conclusory allegations, or subjective beliefs.”
Hein v. All Am. Plywood Co., 232 F.3d 482, 488 (6th
Cir. 2000). To establish a genuine issue as to the existence
of a particular element, the non-moving party must point to
evidence in the record upon which a reasonable finder of fact
could find in its favor. Anderson, 477 U.S. at 248.
The genuine issue must also be material; that is, it must
involve facts that might affect the outcome of the suit under
the governing law. Hein, 232 F.3d at 488.
Court's function at the point of summary judgment is
limited to determining whether sufficient evidence has been
presented to make the issue of fact a proper question for the
factfinder. Anderson, 477 U.S. at 250. The Court
does not weigh the evidence or determine the truth of the
matter. Id. at 249. Nor does the Court search the
record “to establish that it is bereft of a genuine
issue of material fact.” Street v. J.C. Bradford
& Co., 886 F.2d 1472, 1479-80 (6th Cir. 1989). Thus,
“the inquiry performed is the threshold inquiry of
determining whether there is a need for a trial-whether, in
other words, there are any genuine factual issues that
properly can be resolved only by a finder of fact because
they may reasonably be resolved in favor of either
party.” Anderson, 477 U.S. at 250.
brings claims for disability discrimination under the
Americans with Disabilities Act (the “ADA”) and
the Tennessee Disability Act (the “TDA”). He also
brings claims for age discrimination under the Age
Discrimination in Employment Act (the “ADEA”) and
the Tennessee Human Rights Act (the “THRA”).
Defendant has moved for summary judgment with respect to all
of these claims.
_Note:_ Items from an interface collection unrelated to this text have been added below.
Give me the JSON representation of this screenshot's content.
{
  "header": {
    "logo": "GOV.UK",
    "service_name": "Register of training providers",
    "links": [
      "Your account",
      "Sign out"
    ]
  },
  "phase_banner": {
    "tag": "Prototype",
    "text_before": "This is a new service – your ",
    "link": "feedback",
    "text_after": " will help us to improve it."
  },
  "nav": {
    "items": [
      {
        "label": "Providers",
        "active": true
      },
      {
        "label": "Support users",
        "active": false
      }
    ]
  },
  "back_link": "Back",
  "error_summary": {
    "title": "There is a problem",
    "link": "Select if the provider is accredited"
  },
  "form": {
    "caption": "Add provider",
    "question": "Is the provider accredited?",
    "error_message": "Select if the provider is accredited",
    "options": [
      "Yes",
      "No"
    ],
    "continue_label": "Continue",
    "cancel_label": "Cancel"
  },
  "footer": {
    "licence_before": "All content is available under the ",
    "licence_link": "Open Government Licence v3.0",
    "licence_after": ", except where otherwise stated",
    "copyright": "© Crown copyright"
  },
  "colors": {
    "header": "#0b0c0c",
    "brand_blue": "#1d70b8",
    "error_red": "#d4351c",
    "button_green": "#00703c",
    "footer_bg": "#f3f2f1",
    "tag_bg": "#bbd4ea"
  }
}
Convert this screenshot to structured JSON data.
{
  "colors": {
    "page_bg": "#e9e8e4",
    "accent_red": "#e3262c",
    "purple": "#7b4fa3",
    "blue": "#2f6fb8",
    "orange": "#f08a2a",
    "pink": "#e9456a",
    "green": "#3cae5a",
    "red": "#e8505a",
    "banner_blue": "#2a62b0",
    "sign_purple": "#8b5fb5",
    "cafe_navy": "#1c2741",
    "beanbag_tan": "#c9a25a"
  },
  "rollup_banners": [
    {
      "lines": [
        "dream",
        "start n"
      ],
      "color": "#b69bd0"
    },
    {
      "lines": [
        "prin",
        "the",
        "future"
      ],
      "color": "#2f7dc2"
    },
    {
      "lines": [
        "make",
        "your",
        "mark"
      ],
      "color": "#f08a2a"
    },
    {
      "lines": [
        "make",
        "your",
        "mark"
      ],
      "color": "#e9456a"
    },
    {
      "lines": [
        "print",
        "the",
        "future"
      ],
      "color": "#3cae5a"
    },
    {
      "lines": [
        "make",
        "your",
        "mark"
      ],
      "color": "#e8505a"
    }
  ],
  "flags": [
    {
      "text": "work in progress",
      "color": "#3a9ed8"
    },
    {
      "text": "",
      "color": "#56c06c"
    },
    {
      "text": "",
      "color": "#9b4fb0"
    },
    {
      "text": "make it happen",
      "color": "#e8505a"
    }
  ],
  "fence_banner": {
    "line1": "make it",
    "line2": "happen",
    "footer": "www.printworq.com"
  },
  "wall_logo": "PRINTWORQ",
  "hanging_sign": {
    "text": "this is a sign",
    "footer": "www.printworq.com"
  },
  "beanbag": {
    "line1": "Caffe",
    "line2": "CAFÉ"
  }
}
The Court will first discuss the disability
discriminations claims, and then turn to the age